BEGIN DATA FOR THIS TASK

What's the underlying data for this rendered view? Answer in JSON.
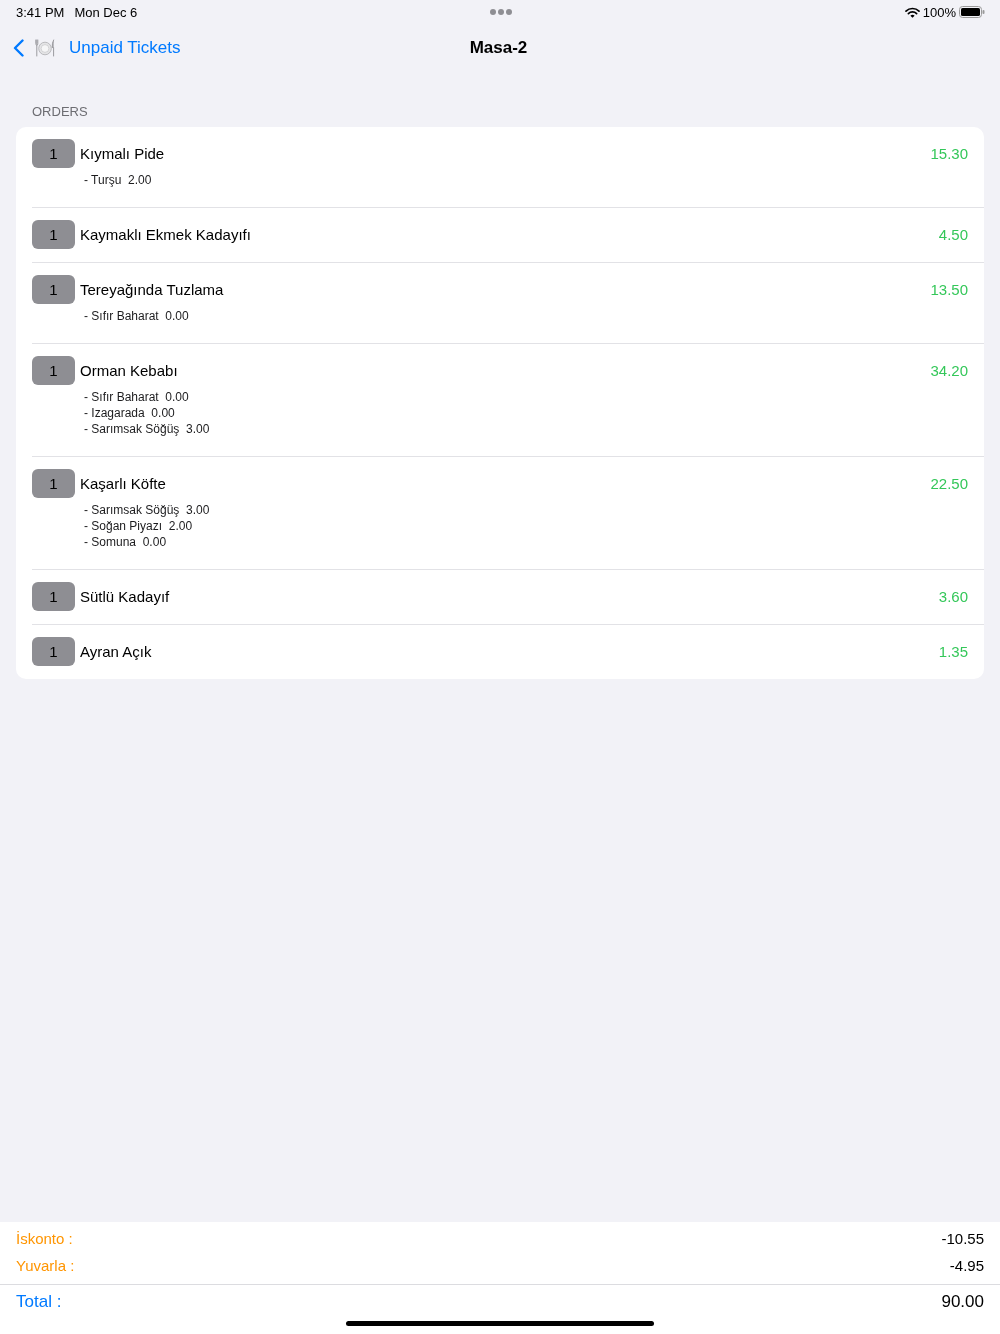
{
  "status_bar": {
    "time": "3:41 PM",
    "date": "Mon Dec 6",
    "battery": "100%"
  },
  "nav_bar": {
    "back_label": "Unpaid Tickets",
    "title": "Masa-2"
  },
  "orders": {
    "header": "ORDERS",
    "items": [
      {
        "quantity": "1",
        "name": "Kıymalı Pide",
        "price": "15.30",
        "modifiers": [
          "- Turşu  2.00"
        ]
      },
      {
        "quantity": "1",
        "name": "Kaymaklı Ekmek Kadayıfı",
        "price": "4.50"
      },
      {
        "quantity": "1",
        "name": "Tereyağında Tuzlama",
        "price": "13.50",
        "modifiers": [
          "- Sıfır Baharat  0.00"
        ]
      },
      {
        "quantity": "1",
        "name": "Orman Kebabı",
        "price": "34.20",
        "modifiers": [
          "- Sıfır Baharat  0.00",
          "- Izagarada  0.00",
          "- Sarımsak Söğüş  3.00"
        ]
      },
      {
        "quantity": "1",
        "name": "Kaşarlı Köfte",
        "price": "22.50",
        "modifiers": [
          "- Sarımsak Söğüş  3.00",
          "- Soğan Piyazı  2.00",
          "- Somuna  0.00"
        ]
      },
      {
        "quantity": "1",
        "name": "Sütlü Kadayıf",
        "price": "3.60"
      },
      {
        "quantity": "1",
        "name": "Ayran Açık",
        "price": "1.35"
      }
    ]
  },
  "summary": {
    "adjustments": [
      {
        "label": "İskonto :",
        "value": "-10.55"
      },
      {
        "label": "Yuvarla :",
        "value": "-4.95"
      }
    ],
    "total": {
      "label": "Total :",
      "value": "90.00"
    }
  }
}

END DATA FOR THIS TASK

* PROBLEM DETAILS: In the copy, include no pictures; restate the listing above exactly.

* RESPONSE BELOW:
What's the underlying data for this rendered view? Answer in JSON.
{
  "status_bar": {
    "time": "3:41 PM",
    "date": "Mon Dec 6",
    "battery": "100%"
  },
  "nav_bar": {
    "back_label": "Unpaid Tickets",
    "title": "Masa-2"
  },
  "orders": {
    "header": "ORDERS",
    "items": [
      {
        "quantity": "1",
        "name": "Kıymalı Pide",
        "price": "15.30",
        "modifiers": [
          "- Turşu  2.00"
        ]
      },
      {
        "quantity": "1",
        "name": "Kaymaklı Ekmek Kadayıfı",
        "price": "4.50"
      },
      {
        "quantity": "1",
        "name": "Tereyağında Tuzlama",
        "price": "13.50",
        "modifiers": [
          "- Sıfır Baharat  0.00"
        ]
      },
      {
        "quantity": "1",
        "name": "Orman Kebabı",
        "price": "34.20",
        "modifiers": [
          "- Sıfır Baharat  0.00",
          "- Izagarada  0.00",
          "- Sarımsak Söğüş  3.00"
        ]
      },
      {
        "quantity": "1",
        "name": "Kaşarlı Köfte",
        "price": "22.50",
        "modifiers": [
          "- Sarımsak Söğüş  3.00",
          "- Soğan Piyazı  2.00",
          "- Somuna  0.00"
        ]
      },
      {
        "quantity": "1",
        "name": "Sütlü Kadayıf",
        "price": "3.60"
      },
      {
        "quantity": "1",
        "name": "Ayran Açık",
        "price": "1.35"
      }
    ]
  },
  "summary": {
    "adjustments": [
      {
        "label": "İskonto :",
        "value": "-10.55"
      },
      {
        "label": "Yuvarla :",
        "value": "-4.95"
      }
    ],
    "total": {
      "label": "Total :",
      "value": "90.00"
    }
  }
}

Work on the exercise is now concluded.